(Component data from apps and pages)

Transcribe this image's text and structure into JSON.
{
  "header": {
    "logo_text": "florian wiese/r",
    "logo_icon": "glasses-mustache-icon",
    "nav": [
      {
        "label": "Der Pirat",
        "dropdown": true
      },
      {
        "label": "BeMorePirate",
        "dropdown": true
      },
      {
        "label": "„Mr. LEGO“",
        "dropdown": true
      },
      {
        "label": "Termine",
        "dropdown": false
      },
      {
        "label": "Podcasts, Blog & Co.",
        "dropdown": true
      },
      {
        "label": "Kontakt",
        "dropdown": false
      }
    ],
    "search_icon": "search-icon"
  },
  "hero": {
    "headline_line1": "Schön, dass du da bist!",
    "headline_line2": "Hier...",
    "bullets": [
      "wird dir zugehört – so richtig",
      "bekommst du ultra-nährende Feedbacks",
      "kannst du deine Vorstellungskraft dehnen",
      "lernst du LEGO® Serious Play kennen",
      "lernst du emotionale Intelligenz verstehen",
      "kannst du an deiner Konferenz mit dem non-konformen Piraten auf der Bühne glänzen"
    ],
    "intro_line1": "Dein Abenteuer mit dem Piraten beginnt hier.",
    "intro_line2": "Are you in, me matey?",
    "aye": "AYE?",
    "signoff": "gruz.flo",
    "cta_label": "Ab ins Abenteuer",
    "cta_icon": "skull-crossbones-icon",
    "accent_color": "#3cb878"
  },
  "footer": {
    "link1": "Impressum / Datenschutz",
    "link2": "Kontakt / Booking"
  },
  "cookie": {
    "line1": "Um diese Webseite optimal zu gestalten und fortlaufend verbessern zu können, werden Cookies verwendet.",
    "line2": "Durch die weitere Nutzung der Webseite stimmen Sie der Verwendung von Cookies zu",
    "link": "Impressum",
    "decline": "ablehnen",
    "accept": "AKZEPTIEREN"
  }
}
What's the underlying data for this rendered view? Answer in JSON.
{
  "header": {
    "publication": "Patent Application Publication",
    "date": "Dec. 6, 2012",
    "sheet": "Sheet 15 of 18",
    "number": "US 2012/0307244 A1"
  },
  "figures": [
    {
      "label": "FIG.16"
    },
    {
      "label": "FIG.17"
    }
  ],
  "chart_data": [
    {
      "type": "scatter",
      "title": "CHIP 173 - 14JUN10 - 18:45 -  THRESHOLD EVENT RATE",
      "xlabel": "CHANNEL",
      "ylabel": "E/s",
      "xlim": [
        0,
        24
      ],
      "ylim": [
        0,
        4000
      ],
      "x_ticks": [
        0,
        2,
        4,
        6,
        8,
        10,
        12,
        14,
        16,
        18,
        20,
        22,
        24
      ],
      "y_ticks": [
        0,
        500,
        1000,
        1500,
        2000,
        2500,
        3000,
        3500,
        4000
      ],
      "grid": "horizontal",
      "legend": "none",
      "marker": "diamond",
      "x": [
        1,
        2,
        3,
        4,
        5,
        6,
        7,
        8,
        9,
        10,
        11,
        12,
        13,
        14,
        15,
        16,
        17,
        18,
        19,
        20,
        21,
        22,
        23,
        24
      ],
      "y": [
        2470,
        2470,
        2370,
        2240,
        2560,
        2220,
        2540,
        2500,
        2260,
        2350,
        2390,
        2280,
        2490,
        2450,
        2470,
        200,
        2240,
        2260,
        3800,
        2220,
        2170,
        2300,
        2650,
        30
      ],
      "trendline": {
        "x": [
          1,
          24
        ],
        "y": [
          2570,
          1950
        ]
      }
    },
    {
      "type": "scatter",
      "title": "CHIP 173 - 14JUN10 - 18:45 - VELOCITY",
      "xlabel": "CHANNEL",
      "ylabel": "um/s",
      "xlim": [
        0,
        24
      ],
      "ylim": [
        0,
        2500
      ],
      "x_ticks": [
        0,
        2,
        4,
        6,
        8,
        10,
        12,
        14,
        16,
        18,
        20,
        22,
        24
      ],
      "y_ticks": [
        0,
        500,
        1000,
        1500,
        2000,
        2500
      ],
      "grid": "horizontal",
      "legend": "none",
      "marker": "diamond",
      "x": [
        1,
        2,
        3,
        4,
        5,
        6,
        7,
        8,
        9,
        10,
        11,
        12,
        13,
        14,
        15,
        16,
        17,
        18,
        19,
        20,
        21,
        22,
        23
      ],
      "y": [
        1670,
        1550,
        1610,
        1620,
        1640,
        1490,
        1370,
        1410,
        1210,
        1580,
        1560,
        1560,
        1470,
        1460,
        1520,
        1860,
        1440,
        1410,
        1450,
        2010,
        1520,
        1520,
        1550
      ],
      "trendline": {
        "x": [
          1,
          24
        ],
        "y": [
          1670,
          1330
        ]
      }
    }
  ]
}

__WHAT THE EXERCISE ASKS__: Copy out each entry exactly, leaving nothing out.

__ANSWER SECTION__:
Transcribe this image's text and structure into JSON.
{
  "header": {
    "logo_text": "florian wiese/r",
    "logo_icon": "glasses-mustache-icon",
    "nav": [
      {
        "label": "Der Pirat",
        "dropdown": true
      },
      {
        "label": "BeMorePirate",
        "dropdown": true
      },
      {
        "label": "„Mr. LEGO“",
        "dropdown": true
      },
      {
        "label": "Termine",
        "dropdown": false
      },
      {
        "label": "Podcasts, Blog & Co.",
        "dropdown": true
      },
      {
        "label": "Kontakt",
        "dropdown": false
      }
    ],
    "search_icon": "search-icon"
  },
  "hero": {
    "headline_line1": "Schön, dass du da bist!",
    "headline_line2": "Hier...",
    "bullets": [
      "wird dir zugehört – so richtig",
      "bekommst du ultra-nährende Feedbacks",
      "kannst du deine Vorstellungskraft dehnen",
      "lernst du LEGO® Serious Play kennen",
      "lernst du emotionale Intelligenz verstehen",
      "kannst du an deiner Konferenz mit dem non-konformen Piraten auf der Bühne glänzen"
    ],
    "intro_line1": "Dein Abenteuer mit dem Piraten beginnt hier.",
    "intro_line2": "Are you in, me matey?",
    "aye": "AYE?",
    "signoff": "gruz.flo",
    "cta_label": "Ab ins Abenteuer",
    "cta_icon": "skull-crossbones-icon",
    "accent_color": "#3cb878"
  },
  "footer": {
    "link1": "Impressum / Datenschutz",
    "link2": "Kontakt / Booking"
  },
  "cookie": {
    "line1": "Um diese Webseite optimal zu gestalten und fortlaufend verbessern zu können, werden Cookies verwendet.",
    "line2": "Durch die weitere Nutzung der Webseite stimmen Sie der Verwendung von Cookies zu",
    "link": "Impressum",
    "decline": "ablehnen",
    "accept": "AKZEPTIEREN"
  }
}
What's the underlying data for this rendered view? Answer in JSON.
{
  "header": {
    "publication": "Patent Application Publication",
    "date": "Dec. 6, 2012",
    "sheet": "Sheet 15 of 18",
    "number": "US 2012/0307244 A1"
  },
  "figures": [
    {
      "label": "FIG.16"
    },
    {
      "label": "FIG.17"
    }
  ],
  "chart_data": [
    {
      "type": "scatter",
      "title": "CHIP 173 - 14JUN10 - 18:45 -  THRESHOLD EVENT RATE",
      "xlabel": "CHANNEL",
      "ylabel": "E/s",
      "xlim": [
        0,
        24
      ],
      "ylim": [
        0,
        4000
      ],
      "x_ticks": [
        0,
        2,
        4,
        6,
        8,
        10,
        12,
        14,
        16,
        18,
        20,
        22,
        24
      ],
      "y_ticks": [
        0,
        500,
        1000,
        1500,
        2000,
        2500,
        3000,
        3500,
        4000
      ],
      "grid": "horizontal",
      "legend": "none",
      "marker": "diamond",
      "x": [
        1,
        2,
        3,
        4,
        5,
        6,
        7,
        8,
        9,
        10,
        11,
        12,
        13,
        14,
        15,
        16,
        17,
        18,
        19,
        20,
        21,
        22,
        23,
        24
      ],
      "y": [
        2470,
        2470,
        2370,
        2240,
        2560,
        2220,
        2540,
        2500,
        2260,
        2350,
        2390,
        2280,
        2490,
        2450,
        2470,
        200,
        2240,
        2260,
        3800,
        2220,
        2170,
        2300,
        2650,
        30
      ],
      "trendline": {
        "x": [
          1,
          24
        ],
        "y": [
          2570,
          1950
        ]
      }
    },
    {
      "type": "scatter",
      "title": "CHIP 173 - 14JUN10 - 18:45 - VELOCITY",
      "xlabel": "CHANNEL",
      "ylabel": "um/s",
      "xlim": [
        0,
        24
      ],
      "ylim": [
        0,
        2500
      ],
      "x_ticks": [
        0,
        2,
        4,
        6,
        8,
        10,
        12,
        14,
        16,
        18,
        20,
        22,
        24
      ],
      "y_ticks": [
        0,
        500,
        1000,
        1500,
        2000,
        2500
      ],
      "grid": "horizontal",
      "legend": "none",
      "marker": "diamond",
      "x": [
        1,
        2,
        3,
        4,
        5,
        6,
        7,
        8,
        9,
        10,
        11,
        12,
        13,
        14,
        15,
        16,
        17,
        18,
        19,
        20,
        21,
        22,
        23
      ],
      "y": [
        1670,
        1550,
        1610,
        1620,
        1640,
        1490,
        1370,
        1410,
        1210,
        1580,
        1560,
        1560,
        1470,
        1460,
        1520,
        1860,
        1440,
        1410,
        1450,
        2010,
        1520,
        1520,
        1550
      ],
      "trendline": {
        "x": [
          1,
          24
        ],
        "y": [
          1670,
          1330
        ]
      }
    }
  ]
}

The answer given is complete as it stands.